Although plastic frames may often be less expensive than wire frames, they have several advantages that could make them the best option for you. Plastic glasses are known for being available in virtually any color or hue you can imagine. In fact, it’s possible for this type of frame to have multiple color layers. When you select a plastic frame with a lighter inner layer, you may find that you don’t see the world framed in the darker color of the plastic no matter where you look.
Plastic frames are also ideal for people with strong prescriptions or those who require multi-focal lenses. Choosing a plastic frame can essentially hide the thickness of your glasses from the world instead of allowing anyone looking at you in profile to see just how out of whack your eyesight really is.
Unfortunately, plastic frames don’t come with adjustable nose pads or bendable temple arms. Not only will this mean taking your glasses in whenever they need adjustment, it also means you may find that your glasses either pinch your nose or slip down too easily. In addition, plastic frames can fade with continued sun exposure.
Wire or Metal Frames
These lightweight glasses provide the most options for customization, as they come with adjustable nose pads for comfort and have temple arms that are easily adjustable at home. You’ll also find that wire frames don’t usually break as frequently as plastic frames.
While you won’t get a wide variety of color options like you would with plastic, you have the ability to find wire frames with intricate metal work on the side.
Although metal frames are a good option for many, people with certain metal allergies may be unable to wear wire frames. You may also find that not all the styles are available to you when you have thicker lenses. While many wire frames provide a workaround for patients with heavy prescriptions, other people will still able to see at a glance how thick your lenses are.
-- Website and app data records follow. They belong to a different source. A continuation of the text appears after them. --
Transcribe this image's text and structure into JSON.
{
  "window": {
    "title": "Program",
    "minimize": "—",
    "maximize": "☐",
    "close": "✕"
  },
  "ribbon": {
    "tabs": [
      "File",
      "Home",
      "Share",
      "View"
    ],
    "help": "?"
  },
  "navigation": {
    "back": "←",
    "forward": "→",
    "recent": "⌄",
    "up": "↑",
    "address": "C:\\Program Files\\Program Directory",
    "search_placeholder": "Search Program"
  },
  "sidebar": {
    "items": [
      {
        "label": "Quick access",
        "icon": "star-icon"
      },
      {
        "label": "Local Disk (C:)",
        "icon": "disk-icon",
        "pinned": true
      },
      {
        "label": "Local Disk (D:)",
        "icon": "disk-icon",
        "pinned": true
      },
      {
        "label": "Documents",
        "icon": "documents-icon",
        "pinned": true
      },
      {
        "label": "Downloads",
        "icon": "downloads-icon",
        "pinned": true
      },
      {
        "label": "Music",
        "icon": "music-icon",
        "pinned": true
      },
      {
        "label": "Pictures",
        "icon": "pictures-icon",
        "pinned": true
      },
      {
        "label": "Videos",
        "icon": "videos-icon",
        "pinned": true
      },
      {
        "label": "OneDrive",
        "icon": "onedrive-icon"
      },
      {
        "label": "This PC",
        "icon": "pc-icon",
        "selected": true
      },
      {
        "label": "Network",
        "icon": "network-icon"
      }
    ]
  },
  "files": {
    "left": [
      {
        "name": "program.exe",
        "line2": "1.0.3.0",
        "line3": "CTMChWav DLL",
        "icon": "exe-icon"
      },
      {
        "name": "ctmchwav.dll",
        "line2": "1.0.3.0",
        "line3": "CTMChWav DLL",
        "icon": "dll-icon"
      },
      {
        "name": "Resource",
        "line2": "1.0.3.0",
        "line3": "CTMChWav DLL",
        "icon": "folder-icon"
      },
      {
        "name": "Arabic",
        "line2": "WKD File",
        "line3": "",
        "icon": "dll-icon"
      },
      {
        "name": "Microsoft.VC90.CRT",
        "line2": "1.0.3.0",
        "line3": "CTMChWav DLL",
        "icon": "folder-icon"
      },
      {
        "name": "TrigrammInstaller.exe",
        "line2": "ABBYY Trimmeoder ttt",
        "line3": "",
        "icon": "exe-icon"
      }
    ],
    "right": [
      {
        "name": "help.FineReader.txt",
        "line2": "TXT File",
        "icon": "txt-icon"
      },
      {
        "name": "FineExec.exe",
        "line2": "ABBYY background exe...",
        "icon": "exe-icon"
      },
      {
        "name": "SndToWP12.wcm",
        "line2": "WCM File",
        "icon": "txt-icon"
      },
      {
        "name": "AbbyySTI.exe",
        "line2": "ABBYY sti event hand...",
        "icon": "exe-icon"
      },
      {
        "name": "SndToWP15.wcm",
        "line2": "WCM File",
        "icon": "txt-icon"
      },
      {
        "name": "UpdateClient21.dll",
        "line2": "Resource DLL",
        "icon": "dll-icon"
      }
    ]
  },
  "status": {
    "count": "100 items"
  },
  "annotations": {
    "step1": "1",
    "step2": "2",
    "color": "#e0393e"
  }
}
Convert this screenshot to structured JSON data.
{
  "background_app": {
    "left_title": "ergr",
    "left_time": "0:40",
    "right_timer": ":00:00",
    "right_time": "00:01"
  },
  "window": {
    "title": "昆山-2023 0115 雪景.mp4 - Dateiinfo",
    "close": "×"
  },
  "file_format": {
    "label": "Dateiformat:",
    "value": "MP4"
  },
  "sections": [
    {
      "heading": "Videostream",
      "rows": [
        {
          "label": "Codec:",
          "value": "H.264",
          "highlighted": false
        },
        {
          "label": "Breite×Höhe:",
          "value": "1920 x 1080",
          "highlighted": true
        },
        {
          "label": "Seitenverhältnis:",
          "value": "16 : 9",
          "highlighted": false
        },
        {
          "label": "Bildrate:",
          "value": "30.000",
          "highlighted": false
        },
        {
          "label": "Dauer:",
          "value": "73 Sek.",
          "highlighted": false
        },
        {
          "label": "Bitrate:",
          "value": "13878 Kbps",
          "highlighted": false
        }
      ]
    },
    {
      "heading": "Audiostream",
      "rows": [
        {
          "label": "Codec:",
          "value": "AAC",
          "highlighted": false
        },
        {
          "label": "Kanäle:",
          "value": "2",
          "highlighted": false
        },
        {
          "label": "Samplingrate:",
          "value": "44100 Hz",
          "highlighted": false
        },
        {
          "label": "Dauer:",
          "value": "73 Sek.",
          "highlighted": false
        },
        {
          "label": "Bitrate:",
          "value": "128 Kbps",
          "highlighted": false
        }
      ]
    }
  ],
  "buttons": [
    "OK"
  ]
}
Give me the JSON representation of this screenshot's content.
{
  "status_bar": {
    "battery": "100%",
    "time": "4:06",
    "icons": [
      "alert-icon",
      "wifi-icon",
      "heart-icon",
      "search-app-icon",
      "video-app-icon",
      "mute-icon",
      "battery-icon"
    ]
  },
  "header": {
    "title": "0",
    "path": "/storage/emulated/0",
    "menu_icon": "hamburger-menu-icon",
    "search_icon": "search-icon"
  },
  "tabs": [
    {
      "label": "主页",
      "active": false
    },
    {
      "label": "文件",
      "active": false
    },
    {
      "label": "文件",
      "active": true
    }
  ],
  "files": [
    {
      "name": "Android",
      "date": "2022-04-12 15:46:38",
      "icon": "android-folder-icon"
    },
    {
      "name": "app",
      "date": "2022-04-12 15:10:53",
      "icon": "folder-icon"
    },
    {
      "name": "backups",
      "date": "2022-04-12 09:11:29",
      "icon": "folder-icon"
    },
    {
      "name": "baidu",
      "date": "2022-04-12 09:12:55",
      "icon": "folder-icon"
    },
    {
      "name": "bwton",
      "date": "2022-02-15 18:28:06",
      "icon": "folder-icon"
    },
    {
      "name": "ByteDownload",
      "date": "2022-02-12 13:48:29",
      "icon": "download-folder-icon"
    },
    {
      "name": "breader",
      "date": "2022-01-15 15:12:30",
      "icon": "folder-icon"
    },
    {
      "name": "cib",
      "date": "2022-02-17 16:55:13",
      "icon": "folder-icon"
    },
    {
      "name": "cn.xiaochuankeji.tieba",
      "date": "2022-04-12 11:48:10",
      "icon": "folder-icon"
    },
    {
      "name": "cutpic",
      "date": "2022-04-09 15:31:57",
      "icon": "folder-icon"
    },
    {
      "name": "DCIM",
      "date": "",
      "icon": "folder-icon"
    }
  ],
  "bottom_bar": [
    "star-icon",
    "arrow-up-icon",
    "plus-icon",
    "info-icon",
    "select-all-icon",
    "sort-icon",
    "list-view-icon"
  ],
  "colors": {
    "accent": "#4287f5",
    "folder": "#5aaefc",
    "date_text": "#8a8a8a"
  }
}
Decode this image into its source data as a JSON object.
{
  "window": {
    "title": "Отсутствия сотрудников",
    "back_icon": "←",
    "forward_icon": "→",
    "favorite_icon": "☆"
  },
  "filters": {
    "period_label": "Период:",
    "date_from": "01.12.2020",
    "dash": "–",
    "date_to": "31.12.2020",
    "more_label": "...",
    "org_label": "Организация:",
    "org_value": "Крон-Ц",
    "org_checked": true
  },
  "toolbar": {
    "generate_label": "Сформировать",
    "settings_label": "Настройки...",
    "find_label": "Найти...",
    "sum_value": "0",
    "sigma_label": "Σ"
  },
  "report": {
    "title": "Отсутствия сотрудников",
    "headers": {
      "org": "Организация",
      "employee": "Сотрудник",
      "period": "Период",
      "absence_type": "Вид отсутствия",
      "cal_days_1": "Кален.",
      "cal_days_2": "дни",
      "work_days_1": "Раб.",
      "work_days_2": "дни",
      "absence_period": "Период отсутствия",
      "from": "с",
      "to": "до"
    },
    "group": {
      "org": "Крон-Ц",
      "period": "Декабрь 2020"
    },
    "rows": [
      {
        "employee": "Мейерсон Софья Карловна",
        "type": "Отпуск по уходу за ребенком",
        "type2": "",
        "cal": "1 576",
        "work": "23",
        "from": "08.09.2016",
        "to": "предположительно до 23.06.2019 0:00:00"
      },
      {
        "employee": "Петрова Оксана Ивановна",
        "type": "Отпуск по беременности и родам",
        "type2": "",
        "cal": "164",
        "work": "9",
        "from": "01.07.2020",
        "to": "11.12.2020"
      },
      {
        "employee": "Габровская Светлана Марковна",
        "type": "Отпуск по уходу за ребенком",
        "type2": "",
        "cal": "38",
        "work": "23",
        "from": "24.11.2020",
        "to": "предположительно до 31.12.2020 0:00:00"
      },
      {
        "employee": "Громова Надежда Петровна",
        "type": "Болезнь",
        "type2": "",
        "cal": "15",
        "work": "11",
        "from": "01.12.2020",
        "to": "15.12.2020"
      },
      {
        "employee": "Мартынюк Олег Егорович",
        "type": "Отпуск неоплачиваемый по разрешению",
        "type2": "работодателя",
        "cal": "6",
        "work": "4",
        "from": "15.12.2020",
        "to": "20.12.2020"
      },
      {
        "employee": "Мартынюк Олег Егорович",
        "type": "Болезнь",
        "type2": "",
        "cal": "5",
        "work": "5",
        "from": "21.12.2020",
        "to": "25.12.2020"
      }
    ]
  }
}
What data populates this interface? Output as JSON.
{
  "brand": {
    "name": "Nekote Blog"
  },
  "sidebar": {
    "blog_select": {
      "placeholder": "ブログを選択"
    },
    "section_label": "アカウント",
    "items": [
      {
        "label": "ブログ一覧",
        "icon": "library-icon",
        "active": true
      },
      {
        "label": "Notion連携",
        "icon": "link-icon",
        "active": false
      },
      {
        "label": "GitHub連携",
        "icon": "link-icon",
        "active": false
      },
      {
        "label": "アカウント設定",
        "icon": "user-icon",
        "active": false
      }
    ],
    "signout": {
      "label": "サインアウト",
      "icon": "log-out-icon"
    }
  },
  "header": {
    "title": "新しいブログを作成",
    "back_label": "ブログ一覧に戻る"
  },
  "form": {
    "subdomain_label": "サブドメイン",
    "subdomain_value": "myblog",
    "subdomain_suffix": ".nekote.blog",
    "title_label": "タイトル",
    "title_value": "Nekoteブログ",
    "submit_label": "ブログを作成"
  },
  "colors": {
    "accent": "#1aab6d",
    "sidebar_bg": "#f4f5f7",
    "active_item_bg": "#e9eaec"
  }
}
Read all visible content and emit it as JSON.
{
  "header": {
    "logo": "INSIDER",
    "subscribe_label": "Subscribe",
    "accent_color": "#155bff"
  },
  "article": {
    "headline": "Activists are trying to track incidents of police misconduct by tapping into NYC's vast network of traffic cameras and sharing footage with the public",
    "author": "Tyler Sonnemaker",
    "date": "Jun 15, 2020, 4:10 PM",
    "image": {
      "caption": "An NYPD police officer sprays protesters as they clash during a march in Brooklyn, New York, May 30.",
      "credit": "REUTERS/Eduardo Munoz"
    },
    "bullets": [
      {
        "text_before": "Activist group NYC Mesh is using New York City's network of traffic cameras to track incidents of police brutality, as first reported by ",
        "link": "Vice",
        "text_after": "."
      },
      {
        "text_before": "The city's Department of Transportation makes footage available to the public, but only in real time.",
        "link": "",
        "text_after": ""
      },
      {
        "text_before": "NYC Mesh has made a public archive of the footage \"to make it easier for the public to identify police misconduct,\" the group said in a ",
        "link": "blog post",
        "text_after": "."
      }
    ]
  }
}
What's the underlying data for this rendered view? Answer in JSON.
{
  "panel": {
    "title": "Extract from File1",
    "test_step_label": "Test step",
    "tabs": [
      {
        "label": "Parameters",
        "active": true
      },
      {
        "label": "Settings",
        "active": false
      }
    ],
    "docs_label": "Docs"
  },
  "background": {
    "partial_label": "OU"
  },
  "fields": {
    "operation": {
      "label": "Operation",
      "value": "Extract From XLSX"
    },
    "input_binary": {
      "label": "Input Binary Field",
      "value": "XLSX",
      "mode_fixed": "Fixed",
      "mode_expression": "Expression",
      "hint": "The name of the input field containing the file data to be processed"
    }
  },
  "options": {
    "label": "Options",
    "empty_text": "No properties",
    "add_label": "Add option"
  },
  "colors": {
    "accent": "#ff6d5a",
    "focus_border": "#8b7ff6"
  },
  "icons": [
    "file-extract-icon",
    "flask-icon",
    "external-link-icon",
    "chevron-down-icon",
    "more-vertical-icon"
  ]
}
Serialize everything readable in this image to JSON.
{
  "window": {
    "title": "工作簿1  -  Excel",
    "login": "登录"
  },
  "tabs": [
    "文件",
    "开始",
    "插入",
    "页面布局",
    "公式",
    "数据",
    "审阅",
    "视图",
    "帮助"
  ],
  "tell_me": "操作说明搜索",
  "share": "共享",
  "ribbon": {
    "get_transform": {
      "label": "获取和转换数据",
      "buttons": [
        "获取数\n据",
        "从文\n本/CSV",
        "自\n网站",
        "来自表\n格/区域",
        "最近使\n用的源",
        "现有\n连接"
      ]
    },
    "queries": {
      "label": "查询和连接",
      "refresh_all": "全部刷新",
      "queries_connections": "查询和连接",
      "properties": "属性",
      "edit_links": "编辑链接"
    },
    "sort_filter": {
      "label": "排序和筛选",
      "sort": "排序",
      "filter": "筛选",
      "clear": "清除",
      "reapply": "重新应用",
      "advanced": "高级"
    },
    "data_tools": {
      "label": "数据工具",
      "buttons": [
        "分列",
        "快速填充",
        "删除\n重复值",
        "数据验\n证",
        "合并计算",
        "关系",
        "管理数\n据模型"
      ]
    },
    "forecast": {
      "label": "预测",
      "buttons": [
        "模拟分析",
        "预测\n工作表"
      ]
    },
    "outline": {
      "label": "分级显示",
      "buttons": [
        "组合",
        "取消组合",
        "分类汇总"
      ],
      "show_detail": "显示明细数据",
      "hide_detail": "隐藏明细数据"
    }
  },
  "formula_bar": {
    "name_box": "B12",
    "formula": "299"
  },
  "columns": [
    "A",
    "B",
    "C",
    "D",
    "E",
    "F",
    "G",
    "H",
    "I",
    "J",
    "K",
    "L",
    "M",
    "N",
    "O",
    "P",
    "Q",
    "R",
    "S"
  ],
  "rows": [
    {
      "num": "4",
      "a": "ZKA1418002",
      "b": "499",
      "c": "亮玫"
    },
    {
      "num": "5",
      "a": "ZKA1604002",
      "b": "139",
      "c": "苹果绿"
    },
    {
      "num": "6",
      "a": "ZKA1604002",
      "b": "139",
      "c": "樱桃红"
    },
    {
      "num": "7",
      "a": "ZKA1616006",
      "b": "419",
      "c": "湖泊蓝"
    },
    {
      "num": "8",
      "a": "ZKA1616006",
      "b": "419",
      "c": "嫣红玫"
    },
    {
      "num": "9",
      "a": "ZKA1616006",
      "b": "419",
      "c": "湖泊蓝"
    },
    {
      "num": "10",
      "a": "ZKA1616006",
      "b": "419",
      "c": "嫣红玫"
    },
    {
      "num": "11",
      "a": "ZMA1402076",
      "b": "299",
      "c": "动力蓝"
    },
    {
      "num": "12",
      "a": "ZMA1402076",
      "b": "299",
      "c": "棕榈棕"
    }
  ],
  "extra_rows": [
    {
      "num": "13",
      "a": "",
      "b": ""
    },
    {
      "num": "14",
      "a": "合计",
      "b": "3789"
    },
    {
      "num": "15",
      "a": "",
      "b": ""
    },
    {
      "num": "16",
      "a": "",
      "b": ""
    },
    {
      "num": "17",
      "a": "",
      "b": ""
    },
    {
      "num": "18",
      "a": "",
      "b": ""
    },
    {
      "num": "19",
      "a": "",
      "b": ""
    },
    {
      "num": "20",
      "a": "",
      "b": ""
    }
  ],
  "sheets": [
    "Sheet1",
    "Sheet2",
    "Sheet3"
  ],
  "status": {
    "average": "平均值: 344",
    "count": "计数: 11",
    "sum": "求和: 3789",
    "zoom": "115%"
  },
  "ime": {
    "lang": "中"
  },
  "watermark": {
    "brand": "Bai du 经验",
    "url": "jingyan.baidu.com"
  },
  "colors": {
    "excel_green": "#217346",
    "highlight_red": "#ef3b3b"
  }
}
Also, metal frames tend to be less durable in the hands of young children. If you’re looking for eyewear for your children, choosing plastic may allow you to replace their glasses less often.